**** Records supplied

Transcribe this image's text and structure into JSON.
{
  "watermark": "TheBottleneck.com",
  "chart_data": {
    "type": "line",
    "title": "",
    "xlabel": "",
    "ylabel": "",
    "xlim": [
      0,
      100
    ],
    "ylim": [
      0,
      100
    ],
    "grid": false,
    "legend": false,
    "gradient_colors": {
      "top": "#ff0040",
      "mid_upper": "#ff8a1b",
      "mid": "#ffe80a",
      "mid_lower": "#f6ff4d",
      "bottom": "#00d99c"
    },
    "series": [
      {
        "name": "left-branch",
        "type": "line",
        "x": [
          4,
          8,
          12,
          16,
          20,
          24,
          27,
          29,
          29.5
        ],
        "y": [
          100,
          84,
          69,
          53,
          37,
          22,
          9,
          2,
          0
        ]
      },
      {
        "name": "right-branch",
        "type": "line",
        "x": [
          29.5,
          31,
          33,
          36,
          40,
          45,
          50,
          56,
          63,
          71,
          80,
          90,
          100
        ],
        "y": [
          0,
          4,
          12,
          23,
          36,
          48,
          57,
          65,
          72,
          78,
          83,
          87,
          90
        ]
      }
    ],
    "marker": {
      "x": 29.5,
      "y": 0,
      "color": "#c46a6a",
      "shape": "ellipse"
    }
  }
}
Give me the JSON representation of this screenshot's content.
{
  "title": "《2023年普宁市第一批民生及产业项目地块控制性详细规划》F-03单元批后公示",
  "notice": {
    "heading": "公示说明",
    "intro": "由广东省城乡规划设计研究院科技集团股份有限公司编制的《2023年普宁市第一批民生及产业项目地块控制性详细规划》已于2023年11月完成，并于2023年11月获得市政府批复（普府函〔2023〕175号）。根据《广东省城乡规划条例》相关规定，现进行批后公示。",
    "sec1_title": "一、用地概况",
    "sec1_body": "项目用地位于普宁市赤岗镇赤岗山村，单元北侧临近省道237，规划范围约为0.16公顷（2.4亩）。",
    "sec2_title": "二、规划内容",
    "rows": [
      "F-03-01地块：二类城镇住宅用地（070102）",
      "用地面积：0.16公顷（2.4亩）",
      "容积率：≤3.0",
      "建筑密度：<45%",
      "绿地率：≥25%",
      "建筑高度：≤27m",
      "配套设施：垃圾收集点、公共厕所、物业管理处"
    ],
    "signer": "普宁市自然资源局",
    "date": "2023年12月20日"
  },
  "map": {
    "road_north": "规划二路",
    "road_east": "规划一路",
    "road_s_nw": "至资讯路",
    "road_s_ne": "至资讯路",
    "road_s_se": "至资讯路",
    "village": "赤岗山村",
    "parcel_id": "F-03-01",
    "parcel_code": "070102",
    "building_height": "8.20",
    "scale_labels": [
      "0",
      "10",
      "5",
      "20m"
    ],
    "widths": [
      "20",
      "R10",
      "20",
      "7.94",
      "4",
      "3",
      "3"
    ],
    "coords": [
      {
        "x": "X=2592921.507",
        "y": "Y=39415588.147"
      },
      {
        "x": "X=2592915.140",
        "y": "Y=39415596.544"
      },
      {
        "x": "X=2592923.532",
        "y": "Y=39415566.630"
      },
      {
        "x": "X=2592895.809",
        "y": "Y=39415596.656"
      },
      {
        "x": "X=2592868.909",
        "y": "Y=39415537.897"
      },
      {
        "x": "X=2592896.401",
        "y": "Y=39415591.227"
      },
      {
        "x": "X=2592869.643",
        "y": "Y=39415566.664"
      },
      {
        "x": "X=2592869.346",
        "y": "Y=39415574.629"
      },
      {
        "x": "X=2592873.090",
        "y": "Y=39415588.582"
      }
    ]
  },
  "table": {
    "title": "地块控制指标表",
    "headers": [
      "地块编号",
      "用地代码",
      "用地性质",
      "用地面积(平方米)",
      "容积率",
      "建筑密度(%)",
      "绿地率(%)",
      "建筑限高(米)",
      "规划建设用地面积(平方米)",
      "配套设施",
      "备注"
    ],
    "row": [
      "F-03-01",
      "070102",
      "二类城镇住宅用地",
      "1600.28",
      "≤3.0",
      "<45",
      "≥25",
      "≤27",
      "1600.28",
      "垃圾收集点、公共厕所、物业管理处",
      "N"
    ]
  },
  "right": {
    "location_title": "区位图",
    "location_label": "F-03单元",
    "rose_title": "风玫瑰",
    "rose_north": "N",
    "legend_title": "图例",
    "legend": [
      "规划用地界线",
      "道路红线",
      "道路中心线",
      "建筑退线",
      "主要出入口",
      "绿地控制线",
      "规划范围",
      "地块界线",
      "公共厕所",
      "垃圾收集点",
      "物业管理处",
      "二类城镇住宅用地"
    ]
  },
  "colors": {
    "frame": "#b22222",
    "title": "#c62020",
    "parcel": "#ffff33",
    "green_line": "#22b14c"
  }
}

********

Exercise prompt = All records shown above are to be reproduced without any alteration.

Task answer =
Transcribe this image's text and structure into JSON.
{
  "watermark": "TheBottleneck.com",
  "chart_data": {
    "type": "line",
    "title": "",
    "xlabel": "",
    "ylabel": "",
    "xlim": [
      0,
      100
    ],
    "ylim": [
      0,
      100
    ],
    "grid": false,
    "legend": false,
    "gradient_colors": {
      "top": "#ff0040",
      "mid_upper": "#ff8a1b",
      "mid": "#ffe80a",
      "mid_lower": "#f6ff4d",
      "bottom": "#00d99c"
    },
    "series": [
      {
        "name": "left-branch",
        "type": "line",
        "x": [
          4,
          8,
          12,
          16,
          20,
          24,
          27,
          29,
          29.5
        ],
        "y": [
          100,
          84,
          69,
          53,
          37,
          22,
          9,
          2,
          0
        ]
      },
      {
        "name": "right-branch",
        "type": "line",
        "x": [
          29.5,
          31,
          33,
          36,
          40,
          45,
          50,
          56,
          63,
          71,
          80,
          90,
          100
        ],
        "y": [
          0,
          4,
          12,
          23,
          36,
          48,
          57,
          65,
          72,
          78,
          83,
          87,
          90
        ]
      }
    ],
    "marker": {
      "x": 29.5,
      "y": 0,
      "color": "#c46a6a",
      "shape": "ellipse"
    }
  }
}
Give me the JSON representation of this screenshot's content.
{
  "title": "《2023年普宁市第一批民生及产业项目地块控制性详细规划》F-03单元批后公示",
  "notice": {
    "heading": "公示说明",
    "intro": "由广东省城乡规划设计研究院科技集团股份有限公司编制的《2023年普宁市第一批民生及产业项目地块控制性详细规划》已于2023年11月完成，并于2023年11月获得市政府批复（普府函〔2023〕175号）。根据《广东省城乡规划条例》相关规定，现进行批后公示。",
    "sec1_title": "一、用地概况",
    "sec1_body": "项目用地位于普宁市赤岗镇赤岗山村，单元北侧临近省道237，规划范围约为0.16公顷（2.4亩）。",
    "sec2_title": "二、规划内容",
    "rows": [
      "F-03-01地块：二类城镇住宅用地（070102）",
      "用地面积：0.16公顷（2.4亩）",
      "容积率：≤3.0",
      "建筑密度：<45%",
      "绿地率：≥25%",
      "建筑高度：≤27m",
      "配套设施：垃圾收集点、公共厕所、物业管理处"
    ],
    "signer": "普宁市自然资源局",
    "date": "2023年12月20日"
  },
  "map": {
    "road_north": "规划二路",
    "road_east": "规划一路",
    "road_s_nw": "至资讯路",
    "road_s_ne": "至资讯路",
    "road_s_se": "至资讯路",
    "village": "赤岗山村",
    "parcel_id": "F-03-01",
    "parcel_code": "070102",
    "building_height": "8.20",
    "scale_labels": [
      "0",
      "10",
      "5",
      "20m"
    ],
    "widths": [
      "20",
      "R10",
      "20",
      "7.94",
      "4",
      "3",
      "3"
    ],
    "coords": [
      {
        "x": "X=2592921.507",
        "y": "Y=39415588.147"
      },
      {
        "x": "X=2592915.140",
        "y": "Y=39415596.544"
      },
      {
        "x": "X=2592923.532",
        "y": "Y=39415566.630"
      },
      {
        "x": "X=2592895.809",
        "y": "Y=39415596.656"
      },
      {
        "x": "X=2592868.909",
        "y": "Y=39415537.897"
      },
      {
        "x": "X=2592896.401",
        "y": "Y=39415591.227"
      },
      {
        "x": "X=2592869.643",
        "y": "Y=39415566.664"
      },
      {
        "x": "X=2592869.346",
        "y": "Y=39415574.629"
      },
      {
        "x": "X=2592873.090",
        "y": "Y=39415588.582"
      }
    ]
  },
  "table": {
    "title": "地块控制指标表",
    "headers": [
      "地块编号",
      "用地代码",
      "用地性质",
      "用地面积(平方米)",
      "容积率",
      "建筑密度(%)",
      "绿地率(%)",
      "建筑限高(米)",
      "规划建设用地面积(平方米)",
      "配套设施",
      "备注"
    ],
    "row": [
      "F-03-01",
      "070102",
      "二类城镇住宅用地",
      "1600.28",
      "≤3.0",
      "<45",
      "≥25",
      "≤27",
      "1600.28",
      "垃圾收集点、公共厕所、物业管理处",
      "N"
    ]
  },
  "right": {
    "location_title": "区位图",
    "location_label": "F-03单元",
    "rose_title": "风玫瑰",
    "rose_north": "N",
    "legend_title": "图例",
    "legend": [
      "规划用地界线",
      "道路红线",
      "道路中心线",
      "建筑退线",
      "主要出入口",
      "绿地控制线",
      "规划范围",
      "地块界线",
      "公共厕所",
      "垃圾收集点",
      "物业管理处",
      "二类城镇住宅用地"
    ]
  },
  "colors": {
    "frame": "#b22222",
    "title": "#c62020",
    "parcel": "#ffff33",
    "green_line": "#22b14c"
  }
}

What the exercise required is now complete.